It is probably the Chinese who suggested Iran offer Qatar access to Asian markets and the EU via Iranian pipelines after clearing it with Gazprom. It is probably the Chinese who suggested offering some of this gas to Turkey to power it’s economy. No less an observer than Pepe Escobar hints at this in his latest report.
8 Key POINTS:
- The south coast Gulf Littoral states were part of Persia for centuries, were converted to Shia Islam by the Safavids in the 16th century, and their peoples have great cultural affinity towards Iran.
- Bahrain in particular was taken from Iran at the initiative of the Shah via UN resolution in
1970, via a UN mission which was supposed to grant them independence. Following this the Al Khalifa clan assumed the throne, with Hamad bin Isa Al Khalifa the current monarch.
- Oman in particular has had a long friendly relationship with Iran.
- The UAE has a grudge against Iran because the Shah took Abu Musa, and the Greater and Lesser Tumbs from her, together with vast petroleum deposits once held by Armand Hammer in what previously was the Sultanate of Sharjah
- For the past 6 years Qatar has been allied with KSA in their battle to market their petroleum products to the EU, via dis-memberment of Syria. It is now apparent that Syria will not be dismembered.
- For quite some time, Russia, Iran, and China have engaged in diplomacy with all the GCC states, the specifics of which are not known.
- Recently, information has leaked regarding a pipeline deal offered by Iran to Qatar,
permitting Qatar to market it’s gas to Pakistan/India and to the EU via Iranian pipelines.
Such an arrangement, should it exist, would leave KSA and the UAE out in the cold.
Most likely Turkey has been offered some of this gas to run it’s economy.
- Though Whabbist, Qatar does not mandate the chador, and is actually quite modernist.
The row between Qatar and KSA/GCC is most likely due to capitulation by Qatar in their contest with Iran/Iraq/Syria for a route to market their petroleum products.
Capitulation to Iran’s offer of transit via Iranian pipelines to both asia and europe.
The offer to market to the EU has the blessing of Gazprom/Russia.
This offer is a pragmatic means to divide the forces funding ISIS and the other terrorist groups.
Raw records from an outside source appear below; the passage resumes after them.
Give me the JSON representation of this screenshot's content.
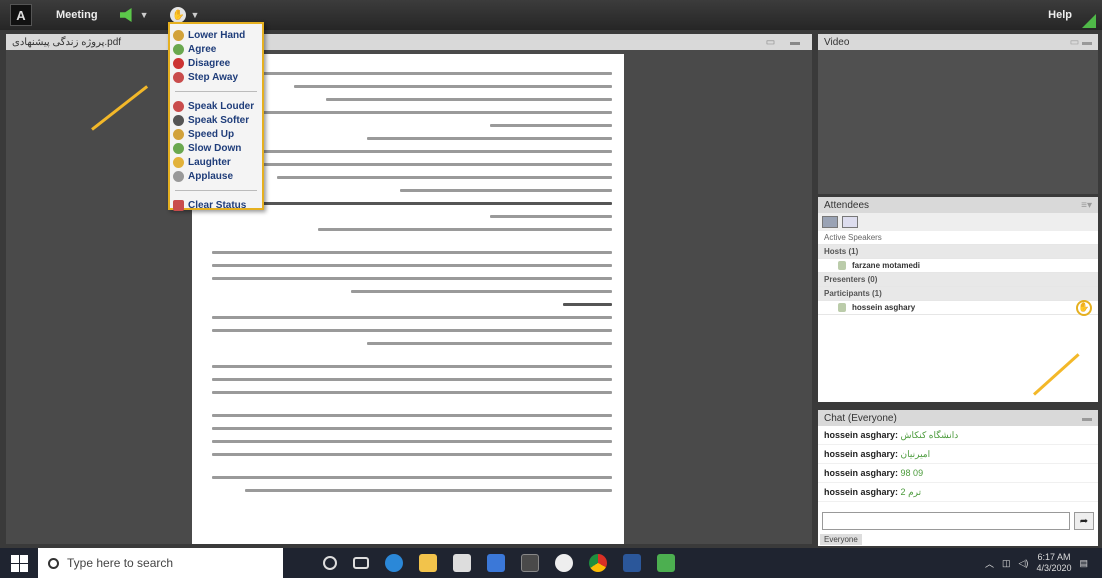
{
  "topbar": {
    "logo": "A",
    "meeting_label": "Meeting",
    "help_label": "Help",
    "speaker_icon": "speaker-icon",
    "status_icon": "raise-hand-icon"
  },
  "share_pod": {
    "filename": "پروژه زندگی پیشنهادی.pdf"
  },
  "status_menu": {
    "items": [
      {
        "label": "Lower Hand",
        "icon": "lower-hand-icon",
        "color": "#d2a23a"
      },
      {
        "label": "Agree",
        "icon": "agree-icon",
        "color": "#6aa84f"
      },
      {
        "label": "Disagree",
        "icon": "disagree-icon",
        "color": "#cc3333"
      },
      {
        "label": "Step Away",
        "icon": "step-away-icon",
        "color": "#c94c4c"
      }
    ],
    "items2": [
      {
        "label": "Speak Louder",
        "icon": "speak-louder-icon",
        "color": "#c94c4c"
      },
      {
        "label": "Speak Softer",
        "icon": "speak-softer-icon",
        "color": "#555555"
      },
      {
        "label": "Speed Up",
        "icon": "speed-up-icon",
        "color": "#d2a23a"
      },
      {
        "label": "Slow Down",
        "icon": "slow-down-icon",
        "color": "#6aa84f"
      },
      {
        "label": "Laughter",
        "icon": "laughter-icon",
        "color": "#e2b23a"
      },
      {
        "label": "Applause",
        "icon": "applause-icon",
        "color": "#999999"
      }
    ],
    "clear_label": "Clear Status"
  },
  "video_pod": {
    "title": "Video"
  },
  "attendees": {
    "title": "Attendees",
    "active_speakers": "Active Speakers",
    "hosts_header": "Hosts (1)",
    "host_name": "farzane motamedi",
    "presenters_header": "Presenters (0)",
    "participants_header": "Participants (1)",
    "participant_name": "hossein asghary"
  },
  "chat": {
    "title": "Chat (Everyone)",
    "messages": [
      {
        "name": "hossein asghary:",
        "text": "دانشگاه کنکاش"
      },
      {
        "name": "hossein asghary:",
        "text": "امیرنیان"
      },
      {
        "name": "hossein asghary:",
        "text": "98 09"
      },
      {
        "name": "hossein asghary:",
        "text": "ترم 2"
      }
    ],
    "tab_label": "Everyone"
  },
  "taskbar": {
    "search_placeholder": "Type here to search",
    "time": "6:17 AM",
    "date": "4/3/2020"
  }
}
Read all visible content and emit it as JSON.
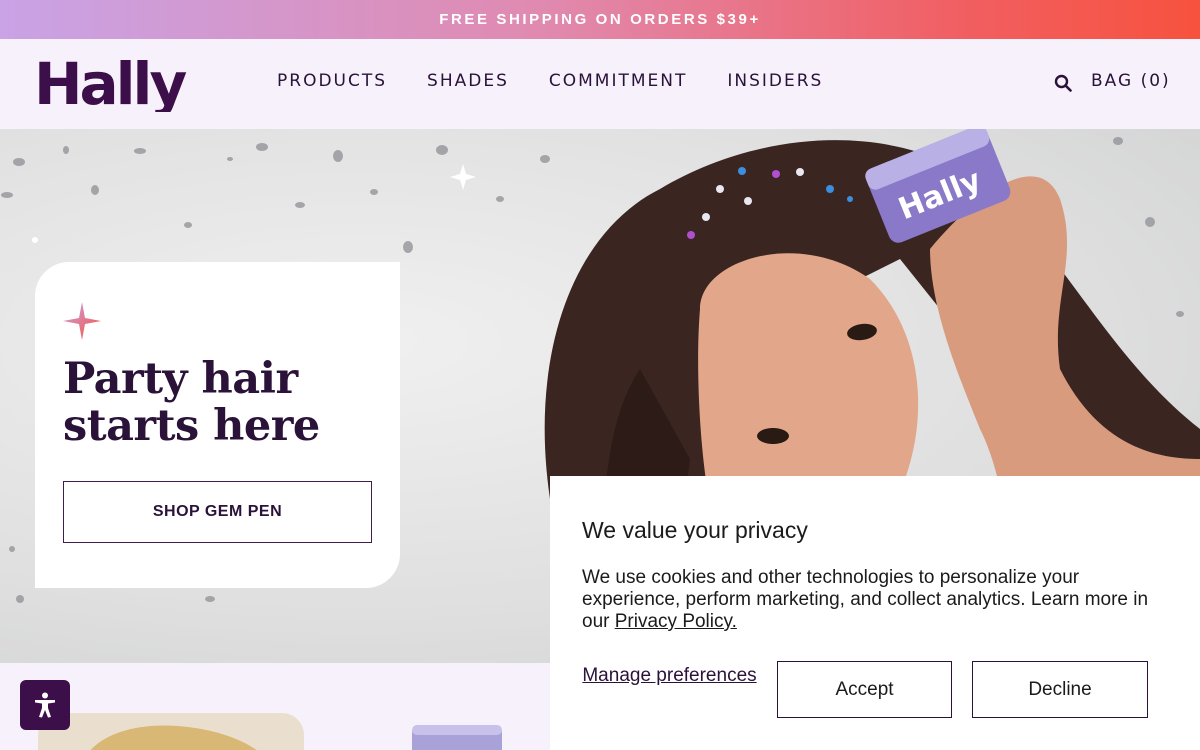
{
  "promo": {
    "text": "FREE SHIPPING ON ORDERS $39+"
  },
  "header": {
    "logo_text": "Hally",
    "nav": [
      "PRODUCTS",
      "SHADES",
      "COMMITMENT",
      "INSIDERS"
    ],
    "search_icon": "search-icon",
    "bag_label": "BAG (0)"
  },
  "hero": {
    "headline": "Party hair starts here",
    "cta_label": "SHOP GEM PEN",
    "product_label": "Hally",
    "sparkle_icon": "sparkle-icon"
  },
  "cookie": {
    "title": "We value your privacy",
    "body": "We use cookies and other technologies to personalize your experience, perform marketing, and collect analytics. Learn more in our",
    "link": "Privacy Policy.",
    "manage": "Manage preferences",
    "accept": "Accept",
    "decline": "Decline"
  },
  "accessibility": {
    "icon": "accessibility-icon"
  },
  "colors": {
    "brand": "#2a1239",
    "promo_gradient_start": "#c9a3e6",
    "promo_gradient_end": "#f7523e",
    "background": "#f6f1fb"
  }
}
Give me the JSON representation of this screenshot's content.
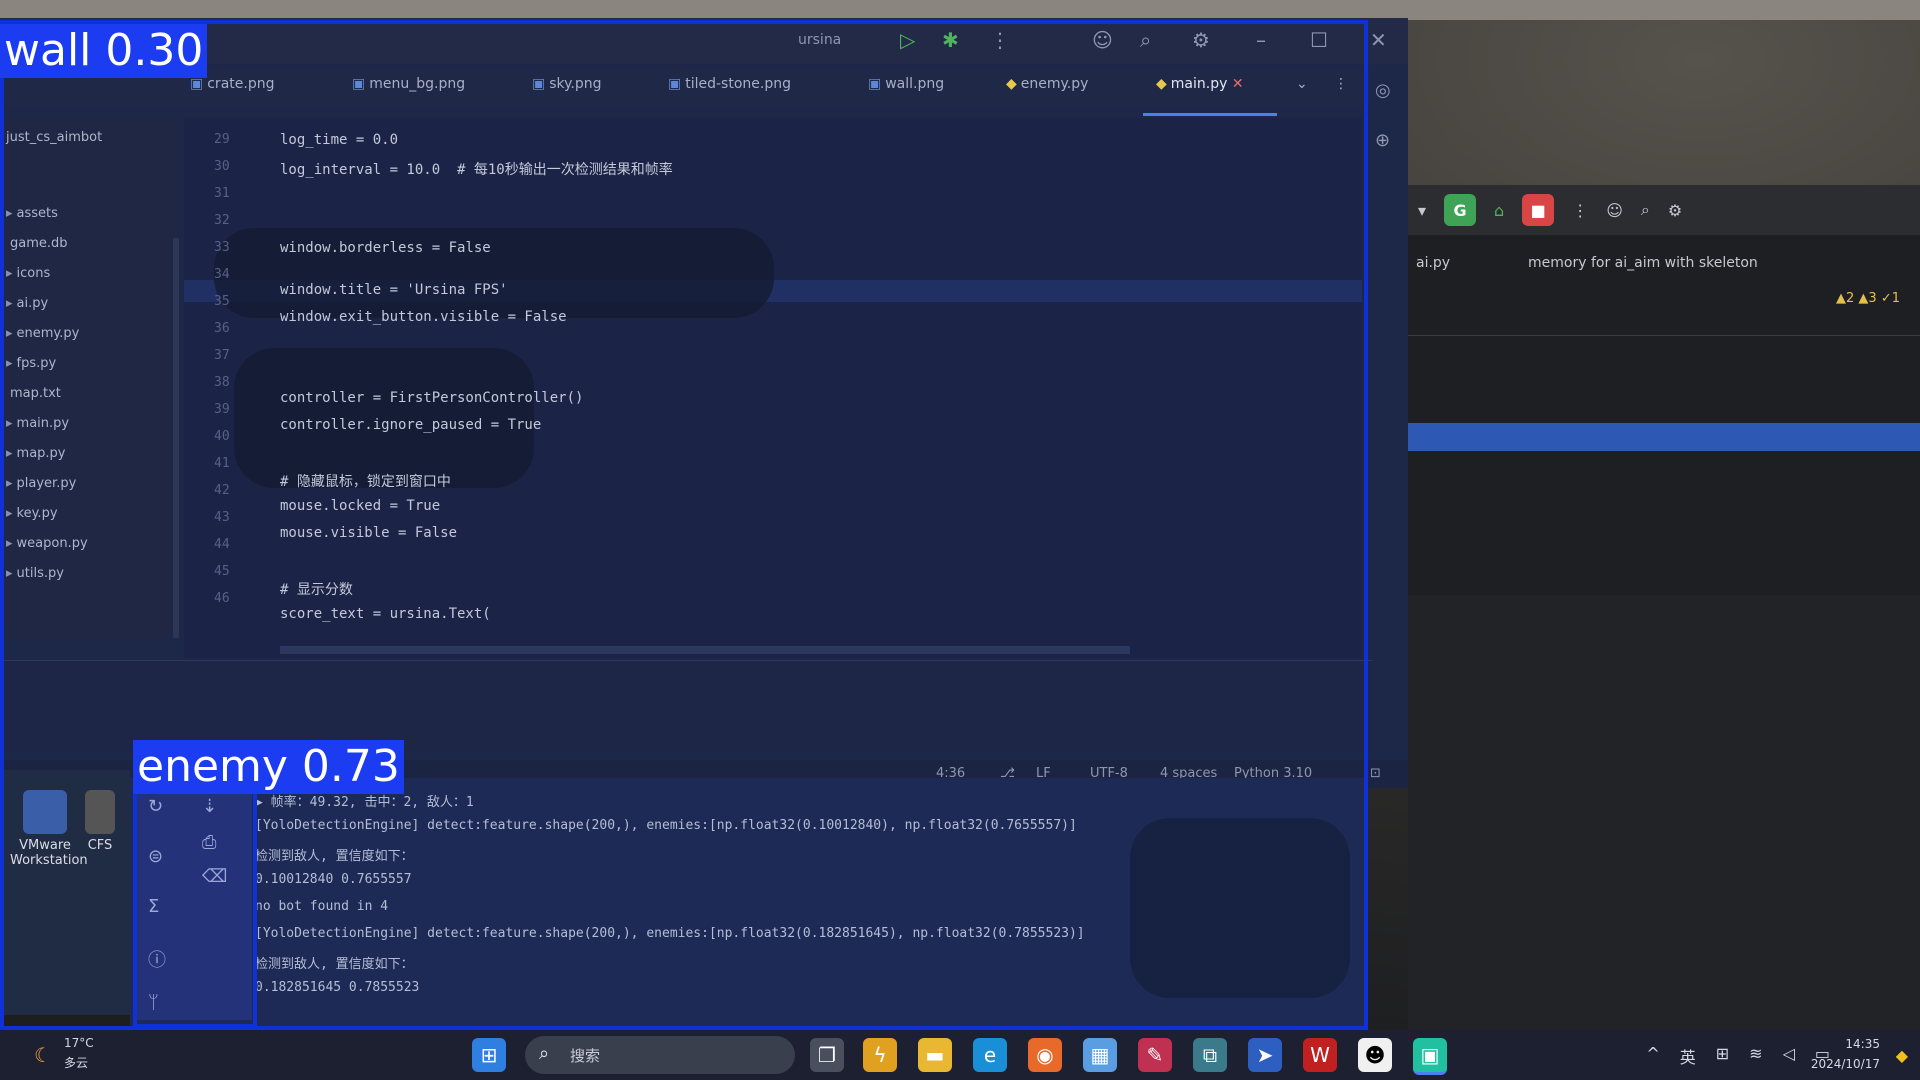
{
  "detections": [
    {
      "label": "wall 0.30"
    },
    {
      "label": "enemy 0.73"
    }
  ],
  "ide": {
    "title_run_config": "ursina",
    "tabs": [
      {
        "label": "crate.png",
        "icon": "image-icon"
      },
      {
        "label": "menu_bg.png",
        "icon": "image-icon"
      },
      {
        "label": "sky.png",
        "icon": "image-icon"
      },
      {
        "label": "tiled-stone.png",
        "icon": "image-icon"
      },
      {
        "label": "wall.png",
        "icon": "image-icon"
      },
      {
        "label": "enemy.py",
        "icon": "python-icon"
      },
      {
        "label": "main.py",
        "icon": "python-icon",
        "active": true
      }
    ],
    "project_root": "just_cs_aimbot",
    "tree_items": [
      "assets",
      "game.db",
      "icons",
      "ai.py",
      "enemy.py",
      "fps.py",
      "map.txt",
      "main.py",
      "map.py",
      "player.py",
      "key.py",
      "weapon.py",
      "utils.py"
    ],
    "line_numbers": [
      "29",
      "30",
      "31",
      "32",
      "33",
      "34",
      "35",
      "36",
      "37",
      "38",
      "39",
      "40",
      "41",
      "42",
      "43",
      "44",
      "45",
      "46"
    ],
    "code_lines": [
      "log_time = 0.0",
      "log_interval = 10.0  # 每10秒输出一次检测结果和帧率",
      "",
      "",
      "window.borderless = False",
      "window.title = 'Ursina FPS'",
      "window.exit_button.visible = False",
      "",
      "",
      "controller = FirstPersonController()",
      "controller.ignore_paused = True",
      "",
      "# 隐藏鼠标，锁定到窗口中",
      "mouse.locked = True",
      "mouse.visible = False",
      "",
      "# 显示分数",
      "score_text = ursina.Text("
    ],
    "statusbar": [
      "4:36",
      "LF",
      "UTF-8",
      "4 spaces",
      "Python 3.10"
    ]
  },
  "terminal": {
    "lines": [
      "▶ 帧率：49.32, 击中：2, 敌人：1",
      "[YoloDetectionEngine] detect:feature.shape(200,), enemies:[np.float32(0.10012840), np.float32(0.7655557)]",
      "检测到敌人, 置信度如下：",
      "0.10012840 0.7655557",
      "no bot found in 4",
      "[YoloDetectionEngine] detect:feature.shape(200,), enemies:[np.float32(0.182851645), np.float32(0.7855523)]",
      "检测到敌人, 置信度如下：",
      "0.182851645 0.7855523"
    ]
  },
  "ide2": {
    "tab1": "ai.py",
    "tab2": "memory for ai_aim with skeleton",
    "warnings": "▲2 ▲3 ✓1",
    "run_badge": "G",
    "stop_badge": "■"
  },
  "desktop": {
    "icons": [
      "VMware Workstation",
      "CFS"
    ]
  },
  "taskbar": {
    "weather_temp": "17°C",
    "weather_desc": "多云",
    "search_placeholder": "搜索",
    "lang": "英",
    "clock_time": "14:35",
    "clock_date": "2024/10/17"
  },
  "colors": {
    "detection_box": "#1030d8",
    "detection_label_bg": "#1b3cf0",
    "accent": "#4d7ff0"
  }
}
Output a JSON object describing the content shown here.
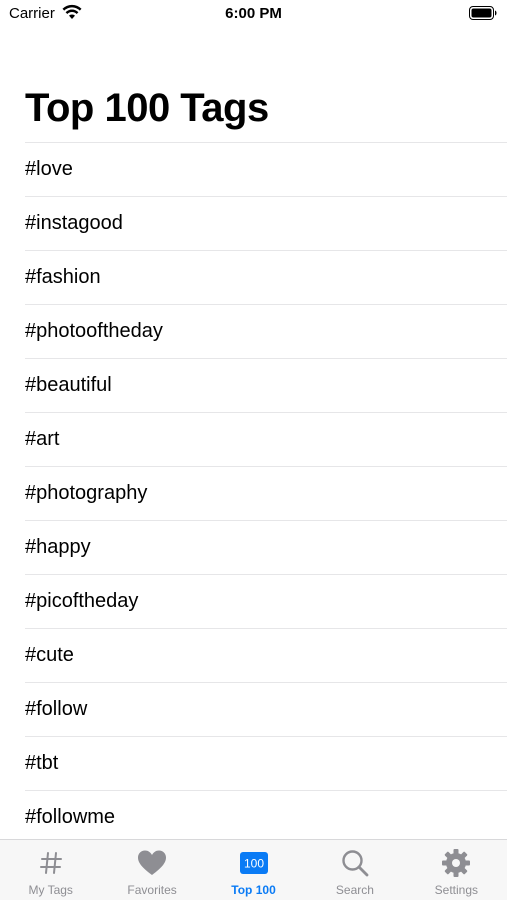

If this is indeed the case, we should see disarray among the various terrorist groups with those sponsored by KSA fighting the others, and the groups formerly sponsored by Qatar suddenly left in the lurch.
The consequence of this should be a much weakened proxy force for the R+6 to deal with.